Ohio's Law Banning Abortion Because of Down's Syndrome Is Enjoined

In Preterm-Cleveland v. Himes, (SD OH, March 14, 2018), an Ohio federal district court granted a preliminary injunction against enforcement of Ohio's recently enacted ban on a physician performing an abortion if the woman's decision is based in whole or part on a pre-natal indication of Down's syndrome.The court said in part:
The State argues that Roe and Casey do not apply for two reasons. First, the State argues the “Supreme Court of the United States has never recognized a right to abort an unborn child on the basis of a disability.” ... The State suggests that Roe and Casey only apply to women who accidentally become pregnant.... The State argues that women only have the right to choose whether to have a child, not the right to decide whether to have a particular child....
This argument is not well-taken. The interest protected by the Due Process Clause is a woman’s right to choose to terminate her pregnancy pre-viability, and that right is categorical.
Reacting to the decision, Ohio Attorney General Mike DeWine said:
 I strongly disagree with the district court's ruling that there is a categorical right to abortion that prevents even any consideration of Ohio's profound interests in combatting discrimination against a class of human beings based upon disability.

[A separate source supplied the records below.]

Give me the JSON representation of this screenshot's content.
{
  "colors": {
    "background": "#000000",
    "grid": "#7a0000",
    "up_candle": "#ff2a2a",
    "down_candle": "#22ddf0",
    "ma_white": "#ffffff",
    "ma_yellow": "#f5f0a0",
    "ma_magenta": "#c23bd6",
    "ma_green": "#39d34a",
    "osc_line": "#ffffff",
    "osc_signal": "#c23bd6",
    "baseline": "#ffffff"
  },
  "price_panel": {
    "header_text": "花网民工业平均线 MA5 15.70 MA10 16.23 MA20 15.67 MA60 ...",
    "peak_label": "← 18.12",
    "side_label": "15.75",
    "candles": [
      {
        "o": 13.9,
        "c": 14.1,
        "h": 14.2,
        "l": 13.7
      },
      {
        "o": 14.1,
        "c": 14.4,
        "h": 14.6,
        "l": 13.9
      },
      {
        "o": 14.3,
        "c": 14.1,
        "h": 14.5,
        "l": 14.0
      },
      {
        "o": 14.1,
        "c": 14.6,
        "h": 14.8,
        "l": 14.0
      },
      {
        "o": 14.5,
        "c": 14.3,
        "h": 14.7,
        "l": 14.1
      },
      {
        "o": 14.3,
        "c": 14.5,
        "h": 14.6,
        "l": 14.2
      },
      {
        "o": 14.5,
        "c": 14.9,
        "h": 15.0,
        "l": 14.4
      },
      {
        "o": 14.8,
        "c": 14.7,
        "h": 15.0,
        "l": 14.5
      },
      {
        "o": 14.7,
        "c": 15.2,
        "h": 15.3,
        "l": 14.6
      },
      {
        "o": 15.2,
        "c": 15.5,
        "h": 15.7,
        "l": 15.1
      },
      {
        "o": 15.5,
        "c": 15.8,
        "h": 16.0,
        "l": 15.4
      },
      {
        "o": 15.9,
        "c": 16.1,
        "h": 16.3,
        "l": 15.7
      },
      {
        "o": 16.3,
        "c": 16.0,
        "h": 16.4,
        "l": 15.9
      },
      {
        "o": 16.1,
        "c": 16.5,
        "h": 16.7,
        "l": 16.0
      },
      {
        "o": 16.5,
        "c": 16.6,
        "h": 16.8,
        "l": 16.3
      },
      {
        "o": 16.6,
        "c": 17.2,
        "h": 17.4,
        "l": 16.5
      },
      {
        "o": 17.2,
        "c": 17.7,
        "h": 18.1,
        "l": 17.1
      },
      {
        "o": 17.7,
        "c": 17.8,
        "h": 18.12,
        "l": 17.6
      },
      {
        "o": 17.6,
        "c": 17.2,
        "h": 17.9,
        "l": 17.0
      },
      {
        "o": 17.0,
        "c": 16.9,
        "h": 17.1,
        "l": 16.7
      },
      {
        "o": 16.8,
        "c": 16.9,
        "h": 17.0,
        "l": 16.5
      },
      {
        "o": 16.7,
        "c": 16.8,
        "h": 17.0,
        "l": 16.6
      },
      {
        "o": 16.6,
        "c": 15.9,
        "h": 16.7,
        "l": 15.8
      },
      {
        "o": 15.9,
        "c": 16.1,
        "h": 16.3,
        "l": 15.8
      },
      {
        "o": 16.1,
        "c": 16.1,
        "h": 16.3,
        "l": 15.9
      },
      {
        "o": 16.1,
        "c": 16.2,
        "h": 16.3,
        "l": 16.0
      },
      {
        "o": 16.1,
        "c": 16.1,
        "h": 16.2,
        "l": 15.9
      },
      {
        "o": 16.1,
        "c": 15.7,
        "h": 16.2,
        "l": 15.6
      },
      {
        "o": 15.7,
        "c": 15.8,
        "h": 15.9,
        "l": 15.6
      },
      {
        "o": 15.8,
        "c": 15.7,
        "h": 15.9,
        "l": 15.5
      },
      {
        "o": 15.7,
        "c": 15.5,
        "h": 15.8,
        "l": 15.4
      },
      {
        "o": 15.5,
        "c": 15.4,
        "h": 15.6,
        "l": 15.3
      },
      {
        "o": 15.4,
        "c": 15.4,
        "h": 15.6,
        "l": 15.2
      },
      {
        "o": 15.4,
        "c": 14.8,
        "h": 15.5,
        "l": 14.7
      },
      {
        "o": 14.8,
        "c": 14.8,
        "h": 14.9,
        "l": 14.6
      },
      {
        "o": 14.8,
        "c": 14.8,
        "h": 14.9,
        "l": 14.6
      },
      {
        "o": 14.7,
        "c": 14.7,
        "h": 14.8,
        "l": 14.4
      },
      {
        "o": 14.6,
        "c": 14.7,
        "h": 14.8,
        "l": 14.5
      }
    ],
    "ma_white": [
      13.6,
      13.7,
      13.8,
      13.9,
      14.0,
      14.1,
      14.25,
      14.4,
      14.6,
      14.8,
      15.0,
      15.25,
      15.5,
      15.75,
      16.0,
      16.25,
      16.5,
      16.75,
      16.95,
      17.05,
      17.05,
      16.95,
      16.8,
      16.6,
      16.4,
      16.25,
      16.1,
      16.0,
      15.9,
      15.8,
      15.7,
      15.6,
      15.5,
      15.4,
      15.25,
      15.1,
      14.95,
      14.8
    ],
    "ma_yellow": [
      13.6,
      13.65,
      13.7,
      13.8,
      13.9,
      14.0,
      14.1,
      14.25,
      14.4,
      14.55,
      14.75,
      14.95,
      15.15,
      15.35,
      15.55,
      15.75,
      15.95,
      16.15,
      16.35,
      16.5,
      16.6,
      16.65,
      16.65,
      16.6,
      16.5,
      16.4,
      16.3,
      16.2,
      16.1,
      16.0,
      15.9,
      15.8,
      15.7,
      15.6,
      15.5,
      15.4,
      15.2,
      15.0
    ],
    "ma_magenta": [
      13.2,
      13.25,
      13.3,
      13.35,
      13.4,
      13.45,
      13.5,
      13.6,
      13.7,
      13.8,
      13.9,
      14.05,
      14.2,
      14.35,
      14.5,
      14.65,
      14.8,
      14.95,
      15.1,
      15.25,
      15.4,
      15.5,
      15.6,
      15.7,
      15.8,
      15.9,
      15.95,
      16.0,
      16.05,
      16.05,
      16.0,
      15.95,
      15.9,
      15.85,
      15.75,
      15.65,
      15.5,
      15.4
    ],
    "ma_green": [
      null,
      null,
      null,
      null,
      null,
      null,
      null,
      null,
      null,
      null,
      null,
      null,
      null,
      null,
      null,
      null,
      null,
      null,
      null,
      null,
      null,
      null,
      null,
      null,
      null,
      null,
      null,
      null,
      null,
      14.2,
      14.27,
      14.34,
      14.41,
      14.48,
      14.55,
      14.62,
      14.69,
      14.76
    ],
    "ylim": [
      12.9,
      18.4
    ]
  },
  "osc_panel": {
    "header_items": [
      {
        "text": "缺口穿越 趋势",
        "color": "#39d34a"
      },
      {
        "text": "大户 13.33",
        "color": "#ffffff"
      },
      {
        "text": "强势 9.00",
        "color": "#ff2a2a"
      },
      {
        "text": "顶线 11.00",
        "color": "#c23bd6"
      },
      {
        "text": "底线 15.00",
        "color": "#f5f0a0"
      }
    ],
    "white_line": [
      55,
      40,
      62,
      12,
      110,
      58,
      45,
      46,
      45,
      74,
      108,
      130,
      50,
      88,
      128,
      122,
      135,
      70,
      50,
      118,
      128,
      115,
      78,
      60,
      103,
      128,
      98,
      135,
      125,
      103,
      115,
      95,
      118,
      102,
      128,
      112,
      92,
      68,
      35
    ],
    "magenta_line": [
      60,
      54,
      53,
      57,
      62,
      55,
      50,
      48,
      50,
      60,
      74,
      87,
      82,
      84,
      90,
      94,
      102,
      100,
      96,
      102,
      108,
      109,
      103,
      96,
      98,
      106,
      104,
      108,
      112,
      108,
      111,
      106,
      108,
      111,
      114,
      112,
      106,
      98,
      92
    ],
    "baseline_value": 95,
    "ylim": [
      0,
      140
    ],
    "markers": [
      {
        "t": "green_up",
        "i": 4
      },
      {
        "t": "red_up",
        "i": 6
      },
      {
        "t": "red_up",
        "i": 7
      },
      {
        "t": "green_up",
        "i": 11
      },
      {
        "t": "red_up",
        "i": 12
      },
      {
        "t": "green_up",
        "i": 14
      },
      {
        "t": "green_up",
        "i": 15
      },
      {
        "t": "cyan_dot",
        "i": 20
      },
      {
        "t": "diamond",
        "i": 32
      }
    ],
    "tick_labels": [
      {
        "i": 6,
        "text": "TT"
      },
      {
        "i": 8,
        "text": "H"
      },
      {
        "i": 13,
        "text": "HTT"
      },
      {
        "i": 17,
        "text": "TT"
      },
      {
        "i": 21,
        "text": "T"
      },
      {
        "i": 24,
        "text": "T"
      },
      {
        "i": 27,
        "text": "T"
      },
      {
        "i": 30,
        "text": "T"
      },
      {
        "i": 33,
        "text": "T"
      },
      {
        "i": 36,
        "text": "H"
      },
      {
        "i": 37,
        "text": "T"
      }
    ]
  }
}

We will be appealing.
Jurist reports on the decision.

Thursday, March 15, 2018

Suit By "Clock Boy" Is Dismissed

In Mohamed v. Irving Independent School District, (ND TYX, March 13, 2018), a Texas federal district court dismissed a number of claims brought on behalf of the so-called "clock boy"-- a 14-year old African-American Muslim student who was suspended from school and arrested on "hoax bomb" charges when he brought an alarm clock he had constructed to school.  The complaint charged in part that the school district "has an 'ugly history of race struggles,' and the State of Texas and the IISD have a 'history of discrimination against Muslims in Texas curriculum and schools.'"  The court concluded that the complaint:
does not contain sufficient factual allegations from which the court can reasonably infer that A.M. was subject to unequal disciplinary treatment based on his religion or race....
Daily Caller reports on the decision.